= DATA =

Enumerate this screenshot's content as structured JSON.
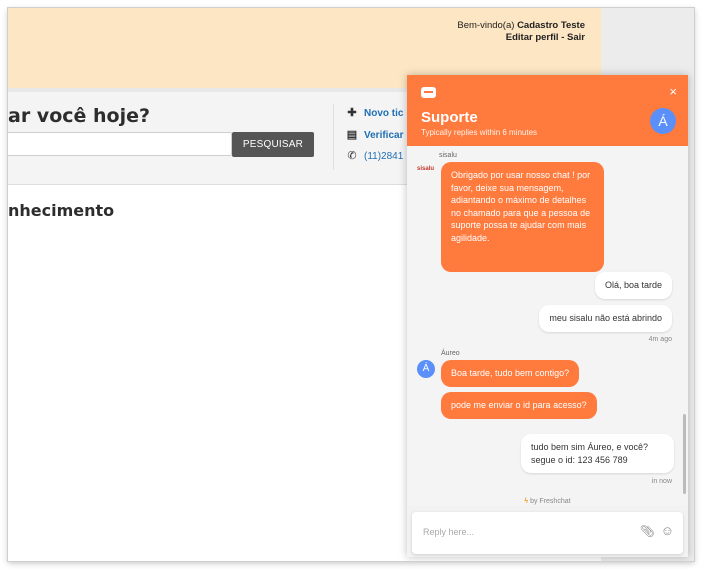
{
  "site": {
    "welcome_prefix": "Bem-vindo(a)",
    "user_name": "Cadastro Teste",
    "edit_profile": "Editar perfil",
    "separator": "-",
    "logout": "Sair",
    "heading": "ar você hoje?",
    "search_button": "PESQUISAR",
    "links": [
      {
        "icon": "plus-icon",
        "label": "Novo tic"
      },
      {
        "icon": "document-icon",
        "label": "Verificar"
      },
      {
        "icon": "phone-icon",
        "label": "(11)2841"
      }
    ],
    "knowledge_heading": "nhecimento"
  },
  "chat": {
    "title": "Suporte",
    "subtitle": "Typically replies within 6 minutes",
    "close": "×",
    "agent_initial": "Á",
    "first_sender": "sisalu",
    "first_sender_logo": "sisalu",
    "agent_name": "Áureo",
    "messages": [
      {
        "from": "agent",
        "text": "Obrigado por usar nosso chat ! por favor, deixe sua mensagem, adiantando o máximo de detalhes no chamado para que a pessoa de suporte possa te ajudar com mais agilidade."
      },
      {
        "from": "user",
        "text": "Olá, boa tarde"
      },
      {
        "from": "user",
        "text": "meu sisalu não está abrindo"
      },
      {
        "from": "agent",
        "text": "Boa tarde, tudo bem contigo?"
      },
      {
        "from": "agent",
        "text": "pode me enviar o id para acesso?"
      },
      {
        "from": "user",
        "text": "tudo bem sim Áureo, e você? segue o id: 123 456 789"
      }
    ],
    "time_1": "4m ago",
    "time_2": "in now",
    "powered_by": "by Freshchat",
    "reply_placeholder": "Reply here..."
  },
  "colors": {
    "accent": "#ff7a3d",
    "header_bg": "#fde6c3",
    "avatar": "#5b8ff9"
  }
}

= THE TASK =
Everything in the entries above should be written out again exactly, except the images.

= ANSWER BOX =
Enumerate this screenshot's content as structured JSON.
{
  "site": {
    "welcome_prefix": "Bem-vindo(a)",
    "user_name": "Cadastro Teste",
    "edit_profile": "Editar perfil",
    "separator": "-",
    "logout": "Sair",
    "heading": "ar você hoje?",
    "search_button": "PESQUISAR",
    "links": [
      {
        "icon": "plus-icon",
        "label": "Novo tic"
      },
      {
        "icon": "document-icon",
        "label": "Verificar"
      },
      {
        "icon": "phone-icon",
        "label": "(11)2841"
      }
    ],
    "knowledge_heading": "nhecimento"
  },
  "chat": {
    "title": "Suporte",
    "subtitle": "Typically replies within 6 minutes",
    "close": "×",
    "agent_initial": "Á",
    "first_sender": "sisalu",
    "first_sender_logo": "sisalu",
    "agent_name": "Áureo",
    "messages": [
      {
        "from": "agent",
        "text": "Obrigado por usar nosso chat ! por favor, deixe sua mensagem, adiantando o máximo de detalhes no chamado para que a pessoa de suporte possa te ajudar com mais agilidade."
      },
      {
        "from": "user",
        "text": "Olá, boa tarde"
      },
      {
        "from": "user",
        "text": "meu sisalu não está abrindo"
      },
      {
        "from": "agent",
        "text": "Boa tarde, tudo bem contigo?"
      },
      {
        "from": "agent",
        "text": "pode me enviar o id para acesso?"
      },
      {
        "from": "user",
        "text": "tudo bem sim Áureo, e você? segue o id: 123 456 789"
      }
    ],
    "time_1": "4m ago",
    "time_2": "in now",
    "powered_by": "by Freshchat",
    "reply_placeholder": "Reply here..."
  },
  "colors": {
    "accent": "#ff7a3d",
    "header_bg": "#fde6c3",
    "avatar": "#5b8ff9"
  }
}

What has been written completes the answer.